- 1 large whole chicken
- 2 tsp salt (optional)
- 2 tsp paprika (optional)
- 1 tsp onion powder (optional)
- 1 tsp thyme (optional)
- 1 tsp pepper (optional)
- 1/2 tsp garlic powder (optional)
- 1 cup chopped onions (optional)
- 1 cup chopped potatoes (optional)
- Remove any giblets from chicken and clean chicken.
- (optional) In a small bowl, combine the spices and rub spice mixture onto the chicken.
- (optional) Add chopped onion and potato to the bottom of the slow cooker.
- Add chicken. No liquid is needed, the chicken will make its own juices.
- Cook on low for 8 hours.
- If the meat practically falls off the bone, it is ready. You can use a meat thermometer to make sure the chicken is done.
- Remove the chicken from the slow cooker and remove all the meat. Use the meat for anything that calls for chicken.
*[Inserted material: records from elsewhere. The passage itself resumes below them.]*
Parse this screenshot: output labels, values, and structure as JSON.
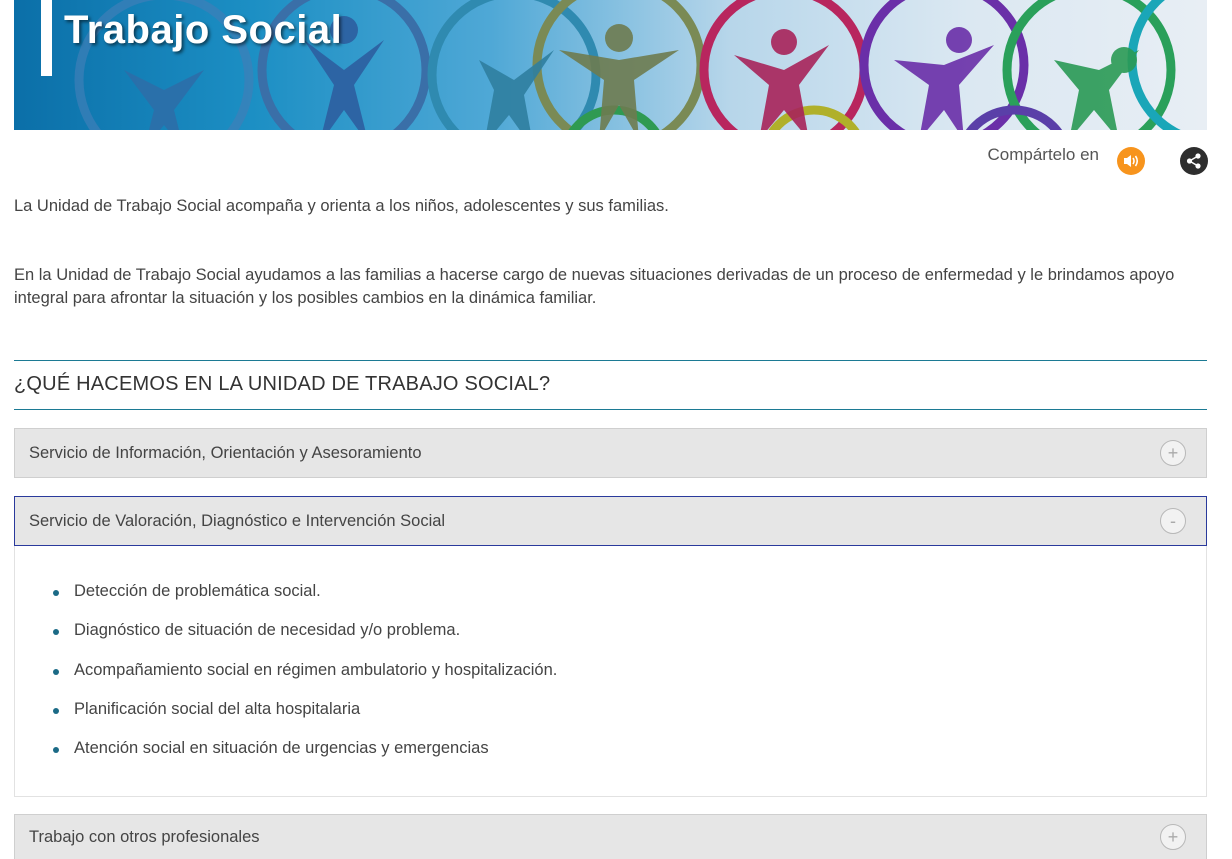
{
  "banner": {
    "title": "Trabajo Social"
  },
  "share": {
    "label": "Compártelo en",
    "audio_icon": "speaker-icon",
    "share_icon": "share-icon",
    "audio_color": "#f7941d",
    "share_color": "#2e2e2e"
  },
  "intro": {
    "text": "La Unidad de Trabajo Social acompaña y orienta a los niños, adolescentes y sus familias.",
    "paragraph2": "En la  Unidad de Trabajo Social ayudamos a las familias a hacerse cargo de nuevas situaciones derivadas de un proceso de enfermedad y le brindamos apoyo integral para afrontar la situación y los posibles cambios en la dinámica familiar."
  },
  "section": {
    "heading": "¿QUÉ HACEMOS EN LA UNIDAD DE TRABAJO SOCIAL?"
  },
  "accordion": [
    {
      "title": "Servicio de Información, Orientación y Asesoramiento",
      "toggle": "+",
      "expanded": false
    },
    {
      "title": "Servicio de Valoración, Diagnóstico e Intervención Social",
      "toggle": "-",
      "expanded": true,
      "items": [
        "Detección de problemática social.",
        "Diagnóstico de situación de necesidad y/o problema.",
        "Acompañamiento social en régimen ambulatorio y hospitalización.",
        "Planificación social del alta hospitalaria",
        "Atención social en situación de urgencias y emergencias"
      ]
    },
    {
      "title": "Trabajo con otros profesionales",
      "toggle": "+",
      "expanded": false
    }
  ],
  "colors": {
    "accent_line": "#1c7a94",
    "open_border": "#2a3a9c",
    "bullet": "#1b6a86",
    "accordion_bg": "#e6e6e6"
  }
}
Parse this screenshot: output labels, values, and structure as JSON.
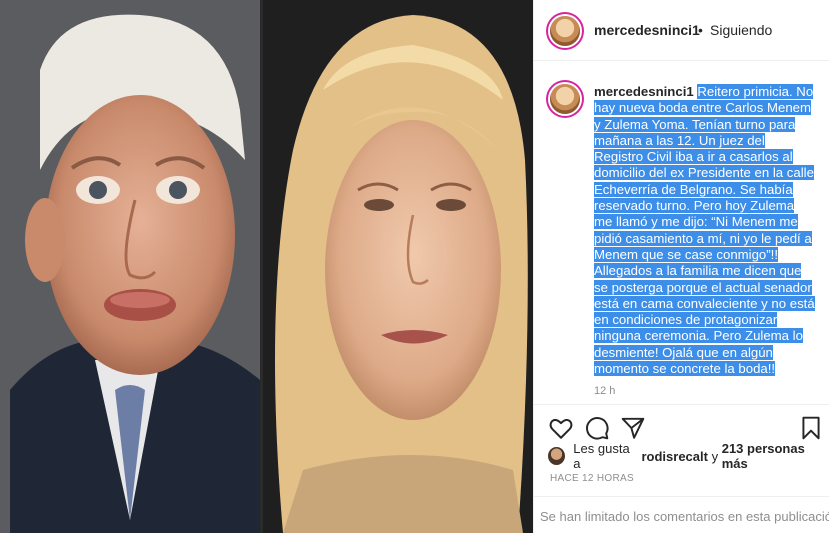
{
  "post": {
    "image_alt_left": "Carlos Menem",
    "image_alt_right": "Zulema Yoma"
  },
  "header": {
    "username": "mercedesninci1",
    "separator": "•",
    "follow_status": "Siguiendo"
  },
  "caption": {
    "username": "mercedesninci1",
    "text": "Reitero primicia. No hay nueva boda entre Carlos Menem y Zulema Yoma. Tenían turno para mañana a las 12. Un juez del Registro Civil iba a ir a casarlos al domicilio del ex Presidente en la calle Echeverría de Belgrano. Se había reservado turno. Pero hoy Zulema me llamó y me dijo: “Ni Menem me pidió casamiento a mí, ni yo le pedí a Menem que se case conmigo”!! Allegados a la familia me dicen que se posterga porque el actual senador está en cama convaleciente y no está en condiciones de protagonizar ninguna ceremonia. Pero Zulema lo desmiente! Ojalá que en algún momento se concrete la boda!!",
    "time": "12 h"
  },
  "actions": {
    "like": "heart-icon",
    "comment": "comment-icon",
    "share": "share-icon",
    "save": "bookmark-icon"
  },
  "likes": {
    "prefix": "Les gusta a",
    "user": "rodisrecalt",
    "middle": "y",
    "count": "213 personas más"
  },
  "date": "HACE 12 HORAS",
  "comments_notice": "Se han limitado los comentarios en esta publicación."
}
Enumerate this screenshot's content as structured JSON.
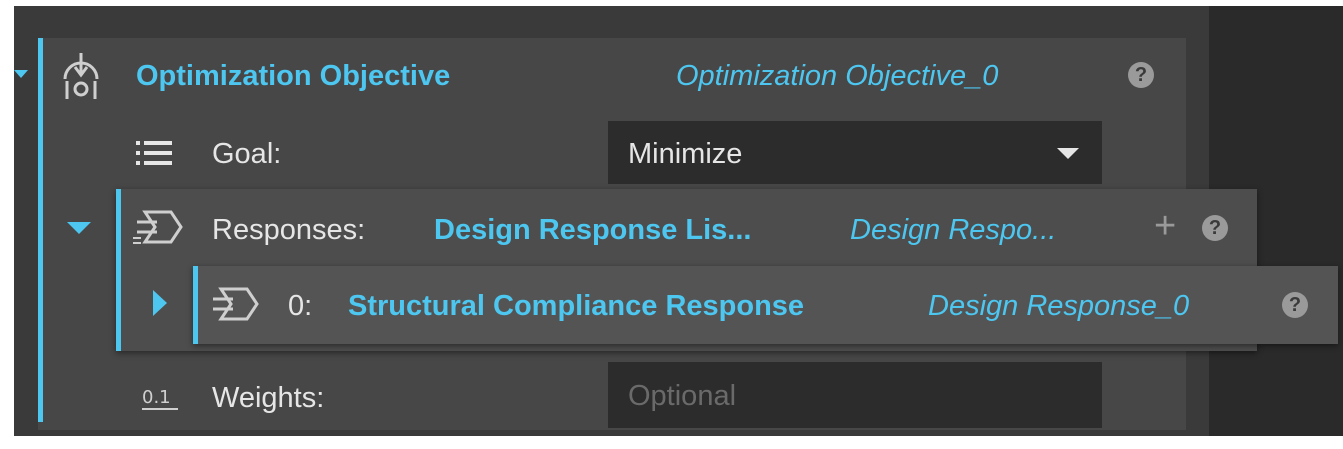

- Go to Step 2.
Step 2 – Super Nutritious Chicken Bone Broth Recipe
I will often prescribe 1/2 cup of broth, 2 times a day to patients, especially those with bone, joint, or cartilage issues and to all my patients that have digestive issues. Bone broth is one of my Four Pillars of Supplementation.
- chicken bones, skin, cartilage, joints & giblets
- 1/3 cup apple cider vinegar (helps draw minerals, particularly calcium, magnesium and potassium, into the broth)
- vegetable scraps (optional)
- Use a meat tenderizer or something similar to crack the medium and large chicken bones to expose the marrow.
- Return all the bones, skin, joints, cartilage, and giblets to the crock pot.
- Pour in enough water to fill the crock pot
- Add 1/3 cup vinegar
- Cook on low for 18-24 hours.
- If you would like to add the optional vegetable scraps, add them in the last hour of cooking.
- Turn off the slow cooker and let chill.
- Gather a number of wide mouth jars* and strain the broth. I find it easiest to first, place a strainer on top of a funnel and then place the funnel/strainer on the mason jar. Use a ladle or something similar to pour the broth through the funnel/strainer combo and into the mason jar. Make sure to leave about a 1/2 inch at the top for expansion while freezing.
- Mark the jars with the date and put them in your freezer.
Use the broth alone to sip, perhaps on a cold night or when not feeling well.
Add to soups, stews, sauces, etc.
When making rice use 1/2 water & 1/2 broth.
Add it to anything that calls for water or broth.
We have even put the broth in ice cube trays and then transferred them to freezer bags to store. That way it is easy to use in smaller amounts.
In our freezer, you will always find a gallon freezer bag filled with carrot tops, onion skins, potato peels, etc. We use these veggie scraps to add additional nutrients to the broth.
*We use wide mouth mason jars (or something comparable like glass peanut butter jars) because it requires less defrosting to get the broth out of the jar than a narrow mouth jar.
Download this recipe here